**Provided records**
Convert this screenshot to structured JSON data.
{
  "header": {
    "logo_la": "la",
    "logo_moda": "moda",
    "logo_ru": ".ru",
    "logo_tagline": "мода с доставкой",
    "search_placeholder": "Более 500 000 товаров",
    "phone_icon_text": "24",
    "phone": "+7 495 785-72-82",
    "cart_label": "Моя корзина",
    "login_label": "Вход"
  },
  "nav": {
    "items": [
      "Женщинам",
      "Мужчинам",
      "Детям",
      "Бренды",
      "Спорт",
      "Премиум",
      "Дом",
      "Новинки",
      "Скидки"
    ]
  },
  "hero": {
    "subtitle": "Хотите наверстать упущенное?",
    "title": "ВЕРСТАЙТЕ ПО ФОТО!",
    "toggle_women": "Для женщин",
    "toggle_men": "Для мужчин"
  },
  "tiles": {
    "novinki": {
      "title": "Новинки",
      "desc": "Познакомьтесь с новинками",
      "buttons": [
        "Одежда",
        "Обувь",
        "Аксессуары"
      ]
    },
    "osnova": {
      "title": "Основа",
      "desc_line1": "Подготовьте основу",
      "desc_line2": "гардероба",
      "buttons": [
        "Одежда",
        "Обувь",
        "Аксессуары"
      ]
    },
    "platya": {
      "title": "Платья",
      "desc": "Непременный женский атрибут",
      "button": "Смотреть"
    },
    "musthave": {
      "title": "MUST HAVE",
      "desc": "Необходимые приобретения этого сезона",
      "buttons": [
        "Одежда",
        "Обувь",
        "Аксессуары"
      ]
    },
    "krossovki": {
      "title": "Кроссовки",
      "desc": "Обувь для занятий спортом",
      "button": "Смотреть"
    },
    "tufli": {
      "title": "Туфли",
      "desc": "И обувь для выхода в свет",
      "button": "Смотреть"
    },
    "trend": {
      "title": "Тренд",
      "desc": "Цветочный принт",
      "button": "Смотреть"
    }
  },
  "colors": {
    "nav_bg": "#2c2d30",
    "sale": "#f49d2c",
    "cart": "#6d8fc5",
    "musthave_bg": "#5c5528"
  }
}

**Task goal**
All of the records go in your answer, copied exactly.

**Solution for this exercise**
Convert this screenshot to structured JSON data.
{
  "header": {
    "logo_la": "la",
    "logo_moda": "moda",
    "logo_ru": ".ru",
    "logo_tagline": "мода с доставкой",
    "search_placeholder": "Более 500 000 товаров",
    "phone_icon_text": "24",
    "phone": "+7 495 785-72-82",
    "cart_label": "Моя корзина",
    "login_label": "Вход"
  },
  "nav": {
    "items": [
      "Женщинам",
      "Мужчинам",
      "Детям",
      "Бренды",
      "Спорт",
      "Премиум",
      "Дом",
      "Новинки",
      "Скидки"
    ]
  },
  "hero": {
    "subtitle": "Хотите наверстать упущенное?",
    "title": "ВЕРСТАЙТЕ ПО ФОТО!",
    "toggle_women": "Для женщин",
    "toggle_men": "Для мужчин"
  },
  "tiles": {
    "novinki": {
      "title": "Новинки",
      "desc": "Познакомьтесь с новинками",
      "buttons": [
        "Одежда",
        "Обувь",
        "Аксессуары"
      ]
    },
    "osnova": {
      "title": "Основа",
      "desc_line1": "Подготовьте основу",
      "desc_line2": "гардероба",
      "buttons": [
        "Одежда",
        "Обувь",
        "Аксессуары"
      ]
    },
    "platya": {
      "title": "Платья",
      "desc": "Непременный женский атрибут",
      "button": "Смотреть"
    },
    "musthave": {
      "title": "MUST HAVE",
      "desc": "Необходимые приобретения этого сезона",
      "buttons": [
        "Одежда",
        "Обувь",
        "Аксессуары"
      ]
    },
    "krossovki": {
      "title": "Кроссовки",
      "desc": "Обувь для занятий спортом",
      "button": "Смотреть"
    },
    "tufli": {
      "title": "Туфли",
      "desc": "И обувь для выхода в свет",
      "button": "Смотреть"
    },
    "trend": {
      "title": "Тренд",
      "desc": "Цветочный принт",
      "button": "Смотреть"
    }
  },
  "colors": {
    "nav_bg": "#2c2d30",
    "sale": "#f49d2c",
    "cart": "#6d8fc5",
    "musthave_bg": "#5c5528"
  }
}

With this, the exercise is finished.